The all time show stopper is, of course, it’s hotter than Hell. There are no witnesses to this claim but just saying it perhaps makes the would be perpetrator think twice. I’m taking my chances myself.

Even though I decided early on to take the day off, I did dutifully attend to my exercise program. I knew it was hot when I could feel the sweat running down my back and through the crack of my ass. ( I’ll remember this particular pleasure sometimes in March )

It’s so hot I had a beer at 4 PM! Hell, it is, after all the Fourth of July!

It’s hot.
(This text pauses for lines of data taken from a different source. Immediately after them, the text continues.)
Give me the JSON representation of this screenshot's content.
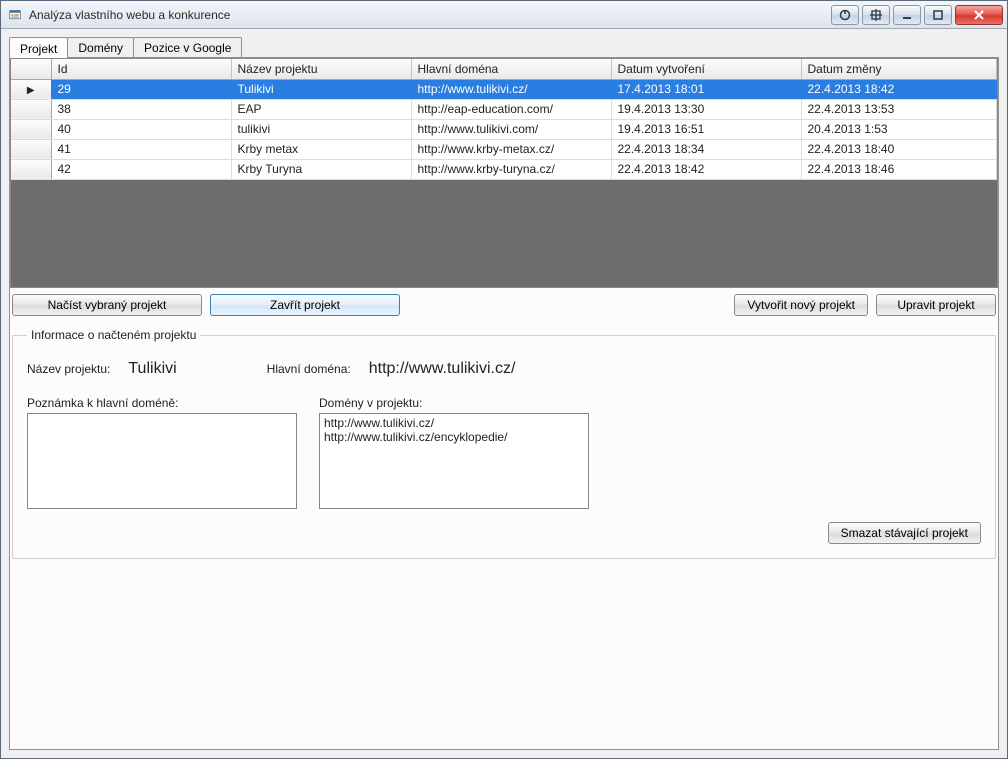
{
  "window": {
    "title": "Analýza vlastního webu a konkurence"
  },
  "tabs": [
    {
      "label": "Projekt"
    },
    {
      "label": "Domény"
    },
    {
      "label": "Pozice v Google"
    }
  ],
  "active_tab_index": 0,
  "grid": {
    "columns": [
      {
        "header": "Id"
      },
      {
        "header": "Název projektu"
      },
      {
        "header": "Hlavní doména"
      },
      {
        "header": "Datum vytvoření"
      },
      {
        "header": "Datum změny"
      }
    ],
    "rows": [
      {
        "selected": true,
        "id": "29",
        "name": "Tulikivi",
        "domain": "http://www.tulikivi.cz/",
        "created": "17.4.2013 18:01",
        "changed": "22.4.2013 18:42"
      },
      {
        "selected": false,
        "id": "38",
        "name": "EAP",
        "domain": "http://eap-education.com/",
        "created": "19.4.2013 13:30",
        "changed": "22.4.2013 13:53"
      },
      {
        "selected": false,
        "id": "40",
        "name": "tulikivi",
        "domain": "http://www.tulikivi.com/",
        "created": "19.4.2013 16:51",
        "changed": "20.4.2013 1:53"
      },
      {
        "selected": false,
        "id": "41",
        "name": "Krby metax",
        "domain": "http://www.krby-metax.cz/",
        "created": "22.4.2013 18:34",
        "changed": "22.4.2013 18:40"
      },
      {
        "selected": false,
        "id": "42",
        "name": "Krby Turyna",
        "domain": "http://www.krby-turyna.cz/",
        "created": "22.4.2013 18:42",
        "changed": "22.4.2013 18:46"
      }
    ]
  },
  "buttons": {
    "load": "Načíst vybraný projekt",
    "close": "Zavřít projekt",
    "new": "Vytvořit nový projekt",
    "edit": "Upravit projekt",
    "delete": "Smazat stávající projekt"
  },
  "info": {
    "group_title": "Informace o načteném projektu",
    "name_label": "Název projektu:",
    "name_value": "Tulikivi",
    "domain_label": "Hlavní doména:",
    "domain_value": "http://www.tulikivi.cz/",
    "note_label": "Poznámka k hlavní doméně:",
    "note_value": "",
    "domains_label": "Domény v projektu:",
    "domains_list": [
      "http://www.tulikivi.cz/",
      "http://www.tulikivi.cz/encyklopedie/"
    ]
  }
}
And I love it.

Spring Point Light, also known as the Bug Light, stands at the entrance to Portland’s harbor.  It is an automated navigation aid which is actually open to the public on Saturdays, so says the notice.

I have seen the light from the water many times but never took the time to “find” it from landward.  It is much easier than we made it out to be, winding around Cape Elizabeth’s non-geometrically laid out streets.

I don’t recommend Birkenstocks for walking out to the light on those small car sized blocks of granite, but that was how we were clad and we made it work by paying close attention.  Not a bad thing to do anyway.  

Afterward, we had dinner at Joe’s Boat House at the marina.  Pricy but really good.  I have been going there for years and each time they have goosed the price a little.  It’ll be out of my range soon.  Funny, in lots of ways, lots of stuff seems to be getting out of my range these days.

It was a lovely day.  The sun and clouds played with each other over the water changing its hue from moment to moment.  The wind was substantial.  Schooners, ketches, yawls and sloops were out, all sails bent to the wind.

A lovely day.  Did I say that?